HERV-K Polymorphisms in Human Populations


Jennifer F. Hughes and John M. Coffin Department of Molecular Biology and
Microbiology, Tufts University, Boston MA


  Human endogenous
retroviruses (HERVs) are a potential source for the generation of genetic
diversity in the human genome.  While the vast majority of these elements are
fixed in the genome and have been inactivated over time by the accumulation of
deleterious mutations or solo LTR formation, several members of the HERV-K
family have been identified that remain nearly intact and probably represent
recent integration events.   To determine if HERV-K elements have caused recent
changes in the human genome, we have undertaken a study of the level of HERV-K
polymorphism that exists in the human population using a high-resolution in gel
hybridization (unblotting) technique.  Out of 13 human-specific HERV-K elements
analyzed in 18 individuals, we found that four exhibit insertional polymorphism
in that the unoccupied integration site is found in some individuals, and that
solo LTRs have formed at five of these loci.  These results imply that there has
been some recent insertion of HERV-K proviruses, but the distribution among
widely separated populations implies that all insertions must have taken place
over 100,000 years ago.  They also enable the first estimation of HERV solo LTR
formation in the human genome and may indicate that these events occur much more
frequently than previously described in inbred mice.  Detailed sequence analysis
of one provirus shows that solo LTR formation occurred at least three separate
times in recent history.  An unoccupied preintegration site was also present at
this locus in two individuals, indicating that even though the age of this
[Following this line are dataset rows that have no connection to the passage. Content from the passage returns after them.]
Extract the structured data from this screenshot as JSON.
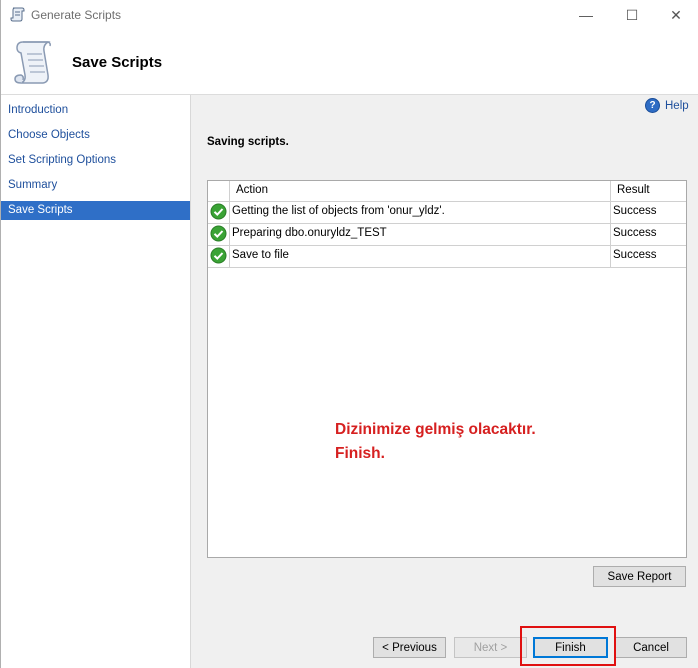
{
  "window": {
    "title": "Generate Scripts",
    "minimize_glyph": "—",
    "maximize_glyph": "☐",
    "close_glyph": "✕"
  },
  "header": {
    "title": "Save Scripts"
  },
  "sidebar": {
    "items": [
      {
        "label": "Introduction",
        "active": false
      },
      {
        "label": "Choose Objects",
        "active": false
      },
      {
        "label": "Set Scripting Options",
        "active": false
      },
      {
        "label": "Summary",
        "active": false
      },
      {
        "label": "Save Scripts",
        "active": true
      }
    ]
  },
  "help": {
    "label": "Help",
    "icon": "?"
  },
  "main": {
    "section_title": "Saving scripts.",
    "grid": {
      "columns": [
        "Action",
        "Result"
      ],
      "rows": [
        {
          "action": "Getting the list of objects from 'onur_yldz'.",
          "result": "Success",
          "status_icon": "success-check-icon"
        },
        {
          "action": "Preparing dbo.onuryldz_TEST",
          "result": "Success",
          "status_icon": "success-check-icon"
        },
        {
          "action": "Save to file",
          "result": "Success",
          "status_icon": "success-check-icon"
        }
      ]
    },
    "annotation": {
      "line1": "Dizinimize gelmiş olacaktır.",
      "line2": "Finish.",
      "color": "#d62020"
    },
    "save_report_label": "Save Report"
  },
  "footer": {
    "previous_label": "< Previous",
    "next_label": "Next >",
    "finish_label": "Finish",
    "cancel_label": "Cancel"
  },
  "colors": {
    "accent": "#2f6fc7",
    "link": "#1e4f9c",
    "success": "#3aa335",
    "highlight_box": "#e01010"
  }
}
provirus is estimated to be about 1.2 million years, it has not yet become fixed
in the human population.